Conducting an Internal Coding Audit: 10 Must Know Tips for the Auditing Team
March 18, 2010
Healthcare organizations and physician practices are experiencing continued demands to contain medical costs and improve efficiency. An internal or external coding audit is not one of the more inviting events in the medical practice, however it has proven to be one of the more important ones. A review of coding accuracy, along with your peripheral policies and procedures, can provide reassurance that you are running an efficient and potentially liability-free operation.
Conducting an internal audit may seem overwhelming, particularly in today's busy medical practice. Who will perform the audit? Do you have qualified staff to do so? What is an appropriate sample size? Which set of documentation guidelines will be used? By following these simple steps, you can make the most of your audit and provide meaningful results that will benefit everyone in your organization.
1. Define the scope of your audit.
It's important to determine what types of services to include in your review. You may want to audit only Evaluation and Management services, or you may want to include surgical procedures, modifiers and ancillary testing, also. Will your audit be prospective or retrospective to claim submission? A baseline review can be a good place to start if you've never conducted an audit as this kind of audit can provide information about the medical record itself as well as coding practices.
2. Determine key players.
Who will perform the audit? An internal audit is typically performed by on-staff coders who are skilled at interpreting guidelines and have a positive perspective. It's critical to include your physicians in the planning process to ensure acceptance and collaboration of all parties. An audit should not be undertaken without the approval of your compliance officer, administrator and legal advisors.
3. Assemble reference materials such as current editions of coding manuals, NCCI edits, and CMS or other third party policies.
You'll need to determine which set of CMS Documentation Guidelines are appropriate for the review and have the corresponding E&M Audit Worksheet available. Some physicians or specialties have customized variations of the standard worksheets. Depending on the types of services included in your audit, you may need CPT code specific audit worksheets, such as a diagnostic imaging report checklist, operative report criteria checklist, or a worksheet for time-based codes.
4. To verify the accuracy of billed services, obtain copies of the corresponding CMS claim form, along with a copy of the charge ticket.
By examining these documents, problematic areas may be identified, such as data entry errors, use of outdated code sets, or improperly sequenced surgery CPT codes (which can result in inappropriate payments).
5. The basic coding audit should include, at minimum, validation of CPT code use, including the level of E&M visit assigned, undocumented or under-documented services, correct use of modifiers, accuracy of diagnosis codes, and whether the source document supports medical necessity.

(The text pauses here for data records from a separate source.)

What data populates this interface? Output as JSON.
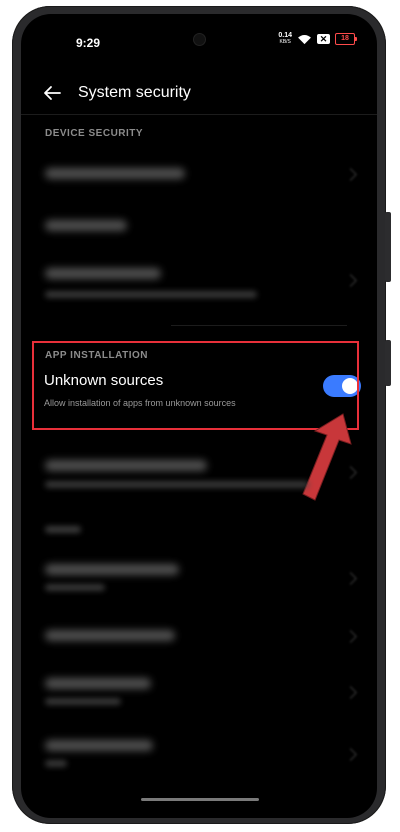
{
  "status_bar": {
    "time": "9:29",
    "speed_value": "0.14",
    "speed_unit": "KB/S",
    "x_badge": "✕",
    "battery": "18"
  },
  "header": {
    "back_icon": "arrow-left-icon",
    "title": "System security"
  },
  "sections": {
    "device_security_label": "DEVICE SECURITY",
    "app_installation_label": "APP INSTALLATION"
  },
  "unknown_sources": {
    "title": "Unknown sources",
    "subtitle": "Allow installation of apps from unknown sources",
    "enabled": true
  },
  "colors": {
    "toggle_on": "#3a7bff",
    "highlight": "#e8303a",
    "arrow": "#c8373a"
  }
}
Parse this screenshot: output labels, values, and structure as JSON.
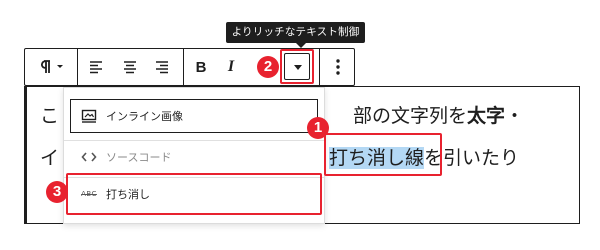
{
  "tooltip": {
    "text": "よりリッチなテキスト制御"
  },
  "toolbar": {
    "paragraph_icon": "pilcrow-icon",
    "align_left_icon": "align-left-icon",
    "align_center_icon": "align-center-icon",
    "align_right_icon": "align-right-icon",
    "bold_label": "B",
    "italic_label": "I",
    "more_icon": "chevron-down-icon",
    "options_icon": "more-vertical-icon"
  },
  "editor": {
    "line1_start": "こ",
    "line1_end_normal": "部の文字列を",
    "line1_end_bold": "太字",
    "line1_end_tail": "・",
    "line2_start": "イ",
    "line2_highlight": "打ち消し線",
    "line2_tail": "を引いたり"
  },
  "dropdown": {
    "items": [
      {
        "label": "インライン画像",
        "icon": "inline-image-icon"
      },
      {
        "label": "ソースコード",
        "icon": "code-icon",
        "disabled": true
      },
      {
        "label": "打ち消し",
        "icon": "strikethrough-icon",
        "icon_text": "ABC"
      }
    ]
  },
  "annotations": {
    "badge_1": "1",
    "badge_2": "2",
    "badge_3": "3",
    "accent_color": "#e8222f",
    "highlight_color": "#b4d8f4"
  }
}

Additional areas of review may include verifying the correct place of service was billed, the correct category of service was billed and whether there were services documented but not billed.
6. You may decide to incorporate the review of a few basic compliance items.

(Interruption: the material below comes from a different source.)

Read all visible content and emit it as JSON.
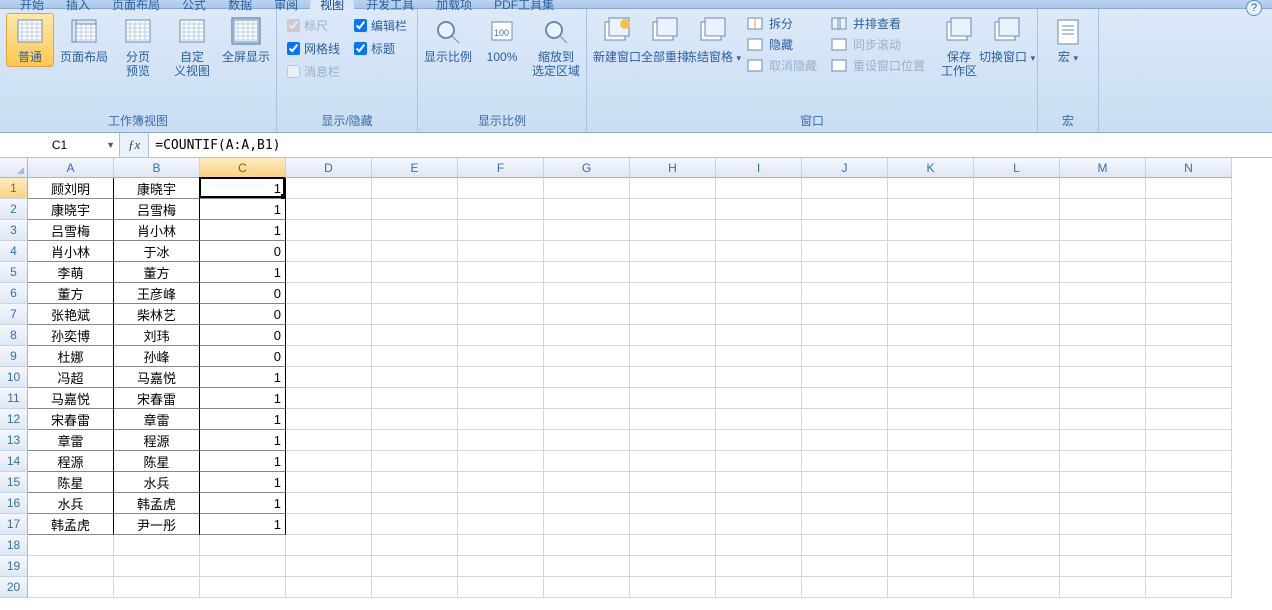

These areas could include signatures and authentications of physicians and other providers (including e-sigs), patient identifying information (such as complete name, date of birth, other identifier), proper use of CMS Advance Beneficiary Notice forms, compliance with 'incident-to' requirements, or verification of orders for lab and radiology.
7. When the audit is complete, prepare a summary of findings, which should include the raw data.
An easy-to-read spreadsheet format or dashboard report is recommended and can be incorporated into your provider feedback sessions. Data columns should show pre-audit CPT and ICD-9-CM codes (coded by physicians), and post-audit codes as reviewed by your coder audit team. Including a simple set of review codes is a way to communicate common documentation errors such as overcoding ("OVE"), undercoding ("UND"), or missing signatures ("SIG"). Too often, the focus is on errors and problematic areas, so be sure to include a review code such as "COR" to identify correctly coded encounters, thus providing positive feedback.
8. Schedule meetings with the physicians to provide feedback and recommendations.
Typically this works best to have individualized examples so the cases can be reviewed and discussed. The provider should be given the opportunity to explain the rationale behind his or her coding, and perhaps even provide additional information to help the coder further understand a particular clinical term.
9. After the audit is complete, there should be written recommendations.
These can vary from recommending a more frequent focused audit, to implementation of improved documentation templates, to targeted education on CPT or ICD-9-CM coding. It's important to include identification of claims, which may need to be corrected or payments that need to be refunded.
10. After you have addressed issues that have been identified, you'll need to set up a process to monitor these areas.
Formal training programs, one-on-one coaching, regularly scheduled re-audits, and updating practice policies and procedures are a few of the areas that will need to be monitored on a regular basis. Designation of the individual responsible for each area of compliance and documentation of follow-through is important.
Jeri Leong is president and CEO of Healthcare Coding Consultants of Hawaii.
A registered nurse by profession, she is certified as a CPC and CPC-H, and is also an AAPC-approved PMCC instructor. Jeri and her coding team provide support and education for physicians and health care organizations in Hawaii, the South Pacific, and on the mainland.
She is the founder and past president of the Honolulu Hawaii AAPC Chapter, and served as president of the AAPC's National Advisory Board from 2003-2005.
She is currently serving on the AAPC Chapter Association (AAPCCA) Board of Directors.